We left the park for the little stretch along Central Park South and headed past some real troopers -- I mean, those people just have been there for hours. We also were joined by a man wearing a Spider-Man outfit at this point, oddly enough.
Then the turn at Columbus Circle and back into the park. Usually at the end of a race you see the "13 mile" or the "26 mile" mark and, no matter how bad you feel, you can pick yourself up for a "sprint" to the finish. I always think back to the guy at my first triathlon -- a sub-elite so much faster than me that he was returning from his bike leg before I even got on my bike... and was packing up when I was going out for my run. He looked at me and said, "Leave nothing in the tank" -- which Wil and I always say to each other as we hold hands and run across the line.
In New York, however, the 26 mile marker came on a curve -- and the finish line was invisible. While I tried to do the math in my exhausted head ("Point two of a mile... how long is that?!?") I couldn't make myself run. I think the tank was pretty much empty. But a few more steps and we could see the finish line -- three chutes wide. I grabbed Wil's hand and ran as fast as my tired legs could carry me. (Not very fast.)
I remember bursting into tears -- happy tears, but tears -- and hugging and kissing Wil. I also remember the volunteer with the medals beckoning us to come to him, and handing Wil a medal to place on me, and then handing me one to place on Wil. Very sweet. (This makes me tear up even now...)
Then I remember space blankets -- glorious mylar heat sheets -- which we all tied on in a variety of styles.

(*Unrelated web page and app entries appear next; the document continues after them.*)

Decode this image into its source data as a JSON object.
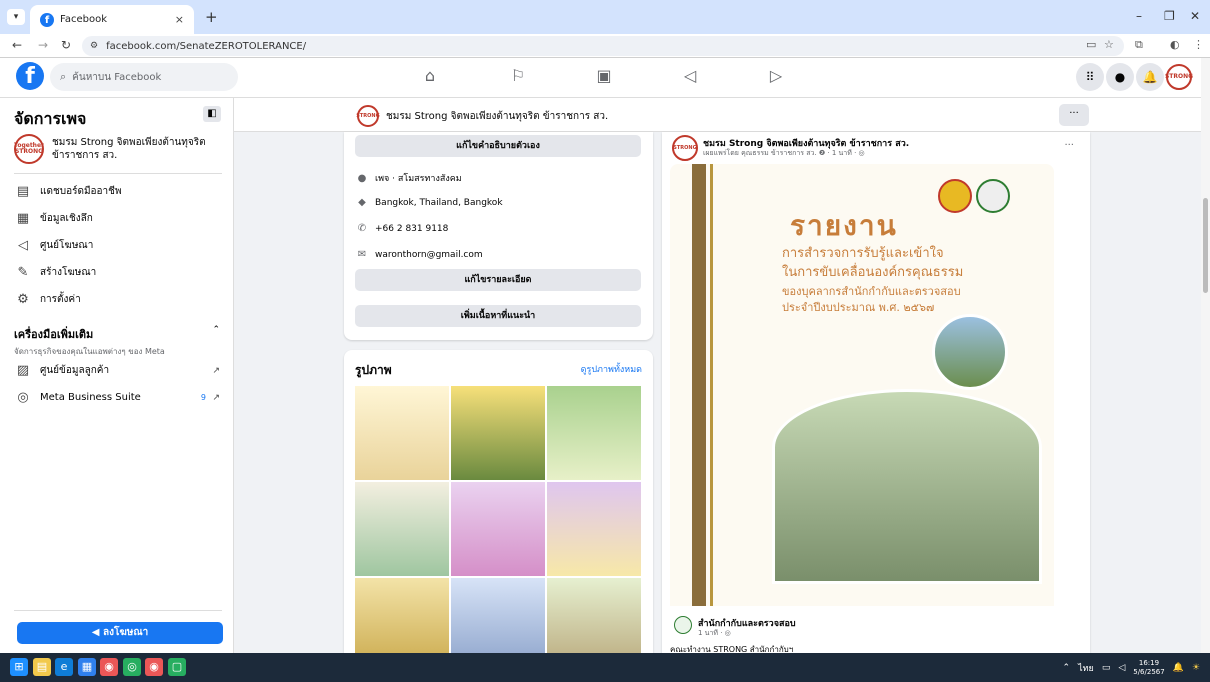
{
  "browser": {
    "tab_title": "Facebook",
    "tab_close": "×",
    "new_tab": "+",
    "url": "facebook.com/SenateZEROTOLERANCE/",
    "minimize": "–",
    "restore": "❐",
    "close": "✕"
  },
  "fb_header": {
    "search_placeholder": "ค้นหาบน Facebook"
  },
  "sidebar": {
    "title": "จัดการเพจ",
    "page_name": "ชมรม Strong จิตพอเพียงต้านทุจริต ข้าราชการ สว.",
    "items": [
      {
        "label": "แดชบอร์ดมืออาชีพ",
        "icon": "dashboard-icon"
      },
      {
        "label": "ข้อมูลเชิงลึก",
        "icon": "insights-icon"
      },
      {
        "label": "ศูนย์โฆษณา",
        "icon": "megaphone-icon"
      },
      {
        "label": "สร้างโฆษณา",
        "icon": "pencil-icon"
      },
      {
        "label": "การตั้งค่า",
        "icon": "gear-icon"
      }
    ],
    "tools_title": "เครื่องมือเพิ่มเติม",
    "tools_subtitle": "จัดการธุรกิจของคุณในแอพต่างๆ ของ Meta",
    "tool_items": [
      {
        "label": "ศูนย์ข้อมูลลูกค้า"
      },
      {
        "label": "Meta Business Suite",
        "badge": "9"
      }
    ],
    "advertise_label": "ลงโฆษณา"
  },
  "page_header": {
    "name": "ชมรม Strong จิตพอเพียงต้านทุจริต ข้าราชการ สว.",
    "more": "···"
  },
  "intro": {
    "edit_bio": "แก้ไขคำอธิบายตัวเอง",
    "category": "เพจ · สโมสรทางสังคม",
    "location": "Bangkok, Thailand, Bangkok",
    "phone": "+66 2 831 9118",
    "email": "waronthorn@gmail.com",
    "edit_details": "แก้ไขรายละเอียด",
    "add_featured": "เพิ่มเนื้อหาที่แนะนำ"
  },
  "photos": {
    "title": "รูปภาพ",
    "see_all": "ดูรูปภาพทั้งหมด"
  },
  "post": {
    "author": "ชมรม Strong จิตพอเพียงต้านทุจริต ข้าราชการ สว.",
    "meta": "เผยแพร่โดย คุณธรรม ข้าราชการ สว. ❷ · 1 นาที · ◎",
    "more": "···",
    "image_title": "รายงาน",
    "image_lines": [
      "การสำรวจการรับรู้และเข้าใจ",
      "ในการขับเคลื่อนองค์กรคุณธรรม",
      "ของบุคลากรสำนักกำกับและตรวจสอบ",
      "ประจำปีงบประมาณ พ.ศ. ๒๕๖๗"
    ],
    "shared_page": "สำนักกำกับและตรวจสอบ",
    "shared_time": "1 นาที · ◎",
    "shared_text": "คณะทำงาน STRONG สำนักกำกับฯ"
  },
  "taskbar": {
    "lang": "ไทย",
    "time": "16:19",
    "date": "5/6/2567"
  },
  "colors": {
    "brand": "#1877f2",
    "accent_gold": "#c77d3a"
  }
}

Then we were handed bags of food -- none of this picking slowly through boxes of bagels. Nope -- here's your bag of food, now move along. Perfectly efficient!

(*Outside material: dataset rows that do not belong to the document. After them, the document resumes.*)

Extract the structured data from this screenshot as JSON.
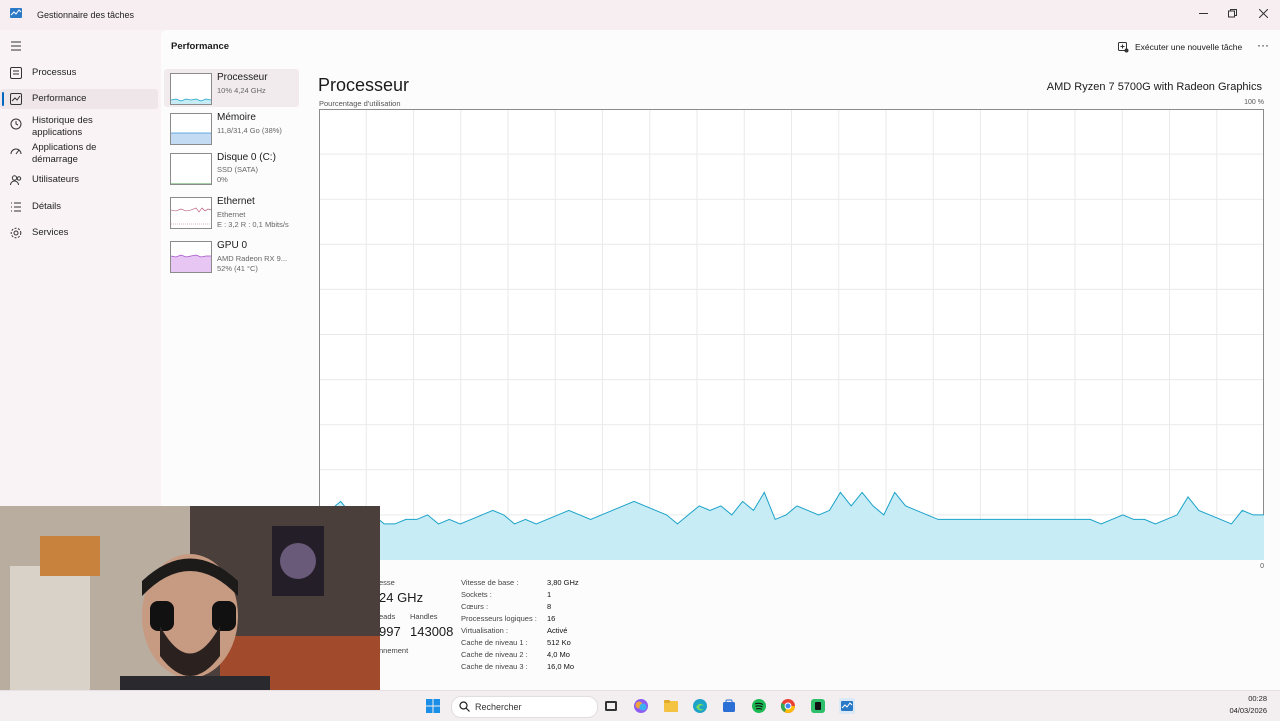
{
  "window": {
    "title": "Gestionnaire des tâches",
    "icons": [
      "minimize-icon",
      "restore-icon",
      "close-icon"
    ]
  },
  "nav": {
    "items": [
      {
        "label": "Processus",
        "icon": "process-icon"
      },
      {
        "label": "Performance",
        "icon": "performance-icon",
        "active": true
      },
      {
        "label": "Historique des applications",
        "icon": "history-icon"
      },
      {
        "label": "Applications de démarrage",
        "icon": "startup-icon"
      },
      {
        "label": "Utilisateurs",
        "icon": "users-icon"
      },
      {
        "label": "Détails",
        "icon": "details-icon"
      },
      {
        "label": "Services",
        "icon": "services-icon"
      }
    ]
  },
  "header": {
    "title": "Performance",
    "new_task": "Exécuter une nouvelle tâche",
    "more": "···"
  },
  "resources": [
    {
      "title": "Processeur",
      "lines": [
        "10% 4,24 GHz"
      ],
      "color": "#1aa2c8"
    },
    {
      "title": "Mémoire",
      "lines": [
        "11,8/31,4 Go (38%)"
      ],
      "color": "#3b8fd6"
    },
    {
      "title": "Disque 0 (C:)",
      "lines": [
        "SSD (SATA)",
        "0%"
      ],
      "color": "#4aa34a"
    },
    {
      "title": "Ethernet",
      "lines": [
        "Ethernet",
        "E : 3,2 R : 0,1 Mbits/s"
      ],
      "color": "#b0456a"
    },
    {
      "title": "GPU 0",
      "lines": [
        "AMD Radeon RX 9...",
        "52% (41 °C)"
      ],
      "color": "#a552c9"
    }
  ],
  "cpu": {
    "title": "Processeur",
    "model": "AMD Ryzen 7 5700G with Radeon Graphics",
    "y_label": "Pourcentage d'utilisation",
    "y_max": "100 %",
    "y_min": "0",
    "fill_color": "#c7ecf5",
    "line_color": "#1aa2c8",
    "left_stats": {
      "speed_label": "esse",
      "speed_value": "24 GHz",
      "threads_label": "eads",
      "threads_value": "997",
      "handles_label": "Handles",
      "handles_value": "143008",
      "uptime_label": "nnement"
    },
    "specs": [
      {
        "k": "Vitesse de base :",
        "v": "3,80 GHz"
      },
      {
        "k": "Sockets :",
        "v": "1"
      },
      {
        "k": "Cœurs :",
        "v": "8"
      },
      {
        "k": "Processeurs logiques :",
        "v": "16"
      },
      {
        "k": "Virtualisation :",
        "v": "Activé"
      },
      {
        "k": "Cache de niveau 1 :",
        "v": "512 Ko"
      },
      {
        "k": "Cache de niveau 2 :",
        "v": "4,0 Mo"
      },
      {
        "k": "Cache de niveau 3 :",
        "v": "16,0 Mo"
      }
    ]
  },
  "chart_data": {
    "type": "area",
    "ylim": [
      0,
      100
    ],
    "values": [
      10,
      11,
      13,
      10,
      8,
      10,
      8,
      8,
      9,
      9,
      10,
      8,
      9,
      8,
      9,
      10,
      11,
      10,
      8,
      9,
      8,
      9,
      10,
      11,
      10,
      9,
      10,
      11,
      12,
      13,
      12,
      11,
      10,
      8,
      10,
      12,
      11,
      12,
      10,
      13,
      11,
      15,
      9,
      10,
      12,
      11,
      10,
      11,
      15,
      12,
      15,
      12,
      10,
      15,
      12,
      11,
      10,
      9,
      9,
      9,
      9,
      9,
      9,
      9,
      9,
      9,
      9,
      9,
      9,
      9,
      9,
      9,
      8,
      9,
      10,
      9,
      9,
      8,
      9,
      10,
      14,
      11,
      10,
      9,
      8,
      11,
      10,
      10
    ]
  },
  "taskbar": {
    "search_placeholder": "Rechercher",
    "apps": [
      "windows-start-icon",
      "task-view-icon",
      "copilot-icon",
      "file-explorer-icon",
      "edge-icon",
      "store-icon",
      "spotify-icon",
      "chrome-icon",
      "app-green-icon",
      "task-manager-icon"
    ],
    "time": "00:28",
    "date": "04/03/2026"
  }
}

We had to trudge a very long way, and people were moving very very slowly. It was also getting cold very quickly.
See, between the time change and the late start, one of my goals (besides just finishing) was to finish before sunset. We managed that, but it took us so long to get out of the park, that by the time we emerged into the street it was dark and very cold.
One really nice post-race story -- Wil overheard a man ask a woman if he could borrow her phone. She hesitated and then said no... but then felt bad and explained that it's because she was from New Zealand, and it was one thing to pay international roaming to call her mom, but another to give the phone to a stranger. Wil volunteered his phone, and the man made a quick call. We asked him how his race went, and he said he'd been a bit slower than he had hoped -- and that he had gotten separated from his girlfriend, but that they had made arrangements to meet and he was just confirming.
We told him congratulations, and he said something about we didn't know how appropriate that was. We hesitated -- was he a heart-transplant-recipient? An amputee? A cancer survivor? He saw our hesitation and said, "Oh, well, I was hoping to finish with my girlfriend and propose at the finish line." Awww. We wished him all the best, and went our separate ways.
On the way back to the apartment we passed some young Brits, who said, "How are you walking normally?!?" Ah, practice. Just practice.
We went home, had showers, and headed out for our well-earned massages. Fantastic day!
When I think about the race I'll always remember the sound of the crowd, the amazing numbers of cups at the giant water stops, running in a huge group, and the feeling that you were in a city that LOVED the marathon. I don't expect to run the race again-- heck, I don't expect to run another full marathon! -- but I am thrilled to have run what has to be one of the world's greatest races.
For posterity (or as least as long as the link is live...), here's the course map of the 2011 NYC Marathon.